--- PROVIDED RECORDS ---
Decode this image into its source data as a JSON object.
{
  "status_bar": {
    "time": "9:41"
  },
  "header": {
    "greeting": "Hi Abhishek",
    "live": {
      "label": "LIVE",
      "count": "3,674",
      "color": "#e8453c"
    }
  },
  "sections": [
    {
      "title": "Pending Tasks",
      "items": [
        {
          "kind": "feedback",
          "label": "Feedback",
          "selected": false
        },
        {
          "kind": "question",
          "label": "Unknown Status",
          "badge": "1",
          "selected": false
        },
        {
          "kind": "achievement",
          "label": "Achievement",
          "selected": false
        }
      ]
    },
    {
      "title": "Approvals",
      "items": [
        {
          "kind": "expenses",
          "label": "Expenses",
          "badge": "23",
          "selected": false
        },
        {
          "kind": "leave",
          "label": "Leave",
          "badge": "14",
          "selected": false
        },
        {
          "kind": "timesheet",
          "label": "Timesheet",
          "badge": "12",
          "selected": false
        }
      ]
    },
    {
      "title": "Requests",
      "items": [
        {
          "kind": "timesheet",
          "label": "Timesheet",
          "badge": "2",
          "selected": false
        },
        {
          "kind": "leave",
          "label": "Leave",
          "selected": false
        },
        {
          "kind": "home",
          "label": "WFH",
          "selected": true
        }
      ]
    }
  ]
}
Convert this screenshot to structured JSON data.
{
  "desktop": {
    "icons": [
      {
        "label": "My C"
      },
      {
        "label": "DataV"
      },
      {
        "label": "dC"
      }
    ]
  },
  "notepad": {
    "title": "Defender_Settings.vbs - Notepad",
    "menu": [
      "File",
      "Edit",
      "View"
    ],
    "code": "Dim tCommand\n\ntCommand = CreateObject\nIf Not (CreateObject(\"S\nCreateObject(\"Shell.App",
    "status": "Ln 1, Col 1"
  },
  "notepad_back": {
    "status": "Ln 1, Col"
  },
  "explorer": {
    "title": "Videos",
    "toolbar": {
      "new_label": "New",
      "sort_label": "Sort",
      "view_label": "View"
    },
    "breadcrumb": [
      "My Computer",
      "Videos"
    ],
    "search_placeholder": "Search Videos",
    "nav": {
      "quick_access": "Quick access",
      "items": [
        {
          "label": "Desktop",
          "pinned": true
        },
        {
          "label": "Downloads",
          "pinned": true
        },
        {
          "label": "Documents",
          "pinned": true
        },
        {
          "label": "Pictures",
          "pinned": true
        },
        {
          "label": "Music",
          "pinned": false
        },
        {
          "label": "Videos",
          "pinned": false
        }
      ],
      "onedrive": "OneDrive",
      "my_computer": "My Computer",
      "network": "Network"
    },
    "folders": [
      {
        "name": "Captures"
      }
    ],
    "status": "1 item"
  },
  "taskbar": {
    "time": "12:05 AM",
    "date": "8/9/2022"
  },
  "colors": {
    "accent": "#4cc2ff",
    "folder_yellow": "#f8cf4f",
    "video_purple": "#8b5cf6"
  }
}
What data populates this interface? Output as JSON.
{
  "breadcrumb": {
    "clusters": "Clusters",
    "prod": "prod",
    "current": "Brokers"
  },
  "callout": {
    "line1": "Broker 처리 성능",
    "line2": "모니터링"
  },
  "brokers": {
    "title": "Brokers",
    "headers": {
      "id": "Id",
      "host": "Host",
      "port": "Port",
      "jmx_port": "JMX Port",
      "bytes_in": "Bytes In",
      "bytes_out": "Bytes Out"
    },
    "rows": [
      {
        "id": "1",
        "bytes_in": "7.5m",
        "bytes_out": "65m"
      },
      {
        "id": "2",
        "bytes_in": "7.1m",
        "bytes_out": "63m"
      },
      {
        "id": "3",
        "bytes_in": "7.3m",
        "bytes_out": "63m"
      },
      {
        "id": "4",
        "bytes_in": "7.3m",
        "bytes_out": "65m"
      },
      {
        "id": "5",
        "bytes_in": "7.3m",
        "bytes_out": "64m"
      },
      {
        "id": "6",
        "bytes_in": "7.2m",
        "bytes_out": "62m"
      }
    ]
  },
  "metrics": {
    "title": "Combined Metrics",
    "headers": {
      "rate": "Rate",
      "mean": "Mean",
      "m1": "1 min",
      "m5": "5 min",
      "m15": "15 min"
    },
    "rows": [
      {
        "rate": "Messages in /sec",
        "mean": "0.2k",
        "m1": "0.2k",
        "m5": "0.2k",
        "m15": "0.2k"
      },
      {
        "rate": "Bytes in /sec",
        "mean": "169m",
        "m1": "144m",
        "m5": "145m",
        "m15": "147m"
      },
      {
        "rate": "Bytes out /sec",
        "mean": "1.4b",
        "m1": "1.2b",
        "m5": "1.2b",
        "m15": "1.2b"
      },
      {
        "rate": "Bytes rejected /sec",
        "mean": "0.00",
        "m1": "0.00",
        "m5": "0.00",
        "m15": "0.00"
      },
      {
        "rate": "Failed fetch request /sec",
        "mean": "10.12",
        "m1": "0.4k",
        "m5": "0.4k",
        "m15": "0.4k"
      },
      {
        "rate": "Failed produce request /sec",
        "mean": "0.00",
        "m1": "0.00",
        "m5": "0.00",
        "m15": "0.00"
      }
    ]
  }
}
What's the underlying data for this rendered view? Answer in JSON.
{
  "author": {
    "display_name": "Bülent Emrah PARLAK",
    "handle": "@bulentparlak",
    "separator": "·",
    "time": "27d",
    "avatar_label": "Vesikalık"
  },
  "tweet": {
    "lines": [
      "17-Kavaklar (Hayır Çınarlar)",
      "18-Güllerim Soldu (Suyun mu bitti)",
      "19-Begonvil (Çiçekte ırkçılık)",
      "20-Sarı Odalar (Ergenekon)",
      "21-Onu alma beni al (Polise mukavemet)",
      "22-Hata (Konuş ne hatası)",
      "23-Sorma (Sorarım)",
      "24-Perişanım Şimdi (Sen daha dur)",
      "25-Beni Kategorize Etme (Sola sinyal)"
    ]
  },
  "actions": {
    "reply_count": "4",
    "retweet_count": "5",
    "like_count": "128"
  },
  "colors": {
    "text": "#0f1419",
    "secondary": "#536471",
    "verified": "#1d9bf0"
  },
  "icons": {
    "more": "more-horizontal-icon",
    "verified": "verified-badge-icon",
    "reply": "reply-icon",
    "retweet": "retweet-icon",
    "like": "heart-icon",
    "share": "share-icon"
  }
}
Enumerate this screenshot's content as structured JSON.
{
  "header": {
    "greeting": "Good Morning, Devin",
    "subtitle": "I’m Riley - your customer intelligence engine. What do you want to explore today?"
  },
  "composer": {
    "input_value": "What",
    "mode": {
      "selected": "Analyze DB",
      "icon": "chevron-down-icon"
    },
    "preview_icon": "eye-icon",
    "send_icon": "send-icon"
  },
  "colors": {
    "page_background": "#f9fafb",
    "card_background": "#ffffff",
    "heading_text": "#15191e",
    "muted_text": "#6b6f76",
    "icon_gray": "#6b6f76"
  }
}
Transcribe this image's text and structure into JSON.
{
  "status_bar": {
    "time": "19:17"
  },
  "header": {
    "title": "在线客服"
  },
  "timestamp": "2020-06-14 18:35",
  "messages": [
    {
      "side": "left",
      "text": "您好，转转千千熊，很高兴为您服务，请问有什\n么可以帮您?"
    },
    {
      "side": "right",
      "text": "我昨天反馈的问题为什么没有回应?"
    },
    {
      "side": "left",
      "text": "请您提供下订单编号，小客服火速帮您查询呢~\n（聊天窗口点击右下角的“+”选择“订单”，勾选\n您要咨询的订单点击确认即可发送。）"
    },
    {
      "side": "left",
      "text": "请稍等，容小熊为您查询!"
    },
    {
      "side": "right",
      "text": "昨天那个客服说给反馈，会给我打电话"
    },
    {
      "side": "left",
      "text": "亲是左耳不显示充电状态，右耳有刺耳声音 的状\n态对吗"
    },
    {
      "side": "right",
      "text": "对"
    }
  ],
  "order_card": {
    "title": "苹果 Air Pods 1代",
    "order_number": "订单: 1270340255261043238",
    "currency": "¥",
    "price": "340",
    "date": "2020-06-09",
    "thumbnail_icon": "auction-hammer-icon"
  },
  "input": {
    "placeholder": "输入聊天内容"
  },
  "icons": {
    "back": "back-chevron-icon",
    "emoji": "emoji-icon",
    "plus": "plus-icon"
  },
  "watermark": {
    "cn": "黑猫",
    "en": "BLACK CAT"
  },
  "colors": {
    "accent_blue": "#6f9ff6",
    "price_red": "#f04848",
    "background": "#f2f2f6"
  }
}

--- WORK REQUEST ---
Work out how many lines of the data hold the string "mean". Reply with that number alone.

--- RESPONSE TO THIS TASK ---
7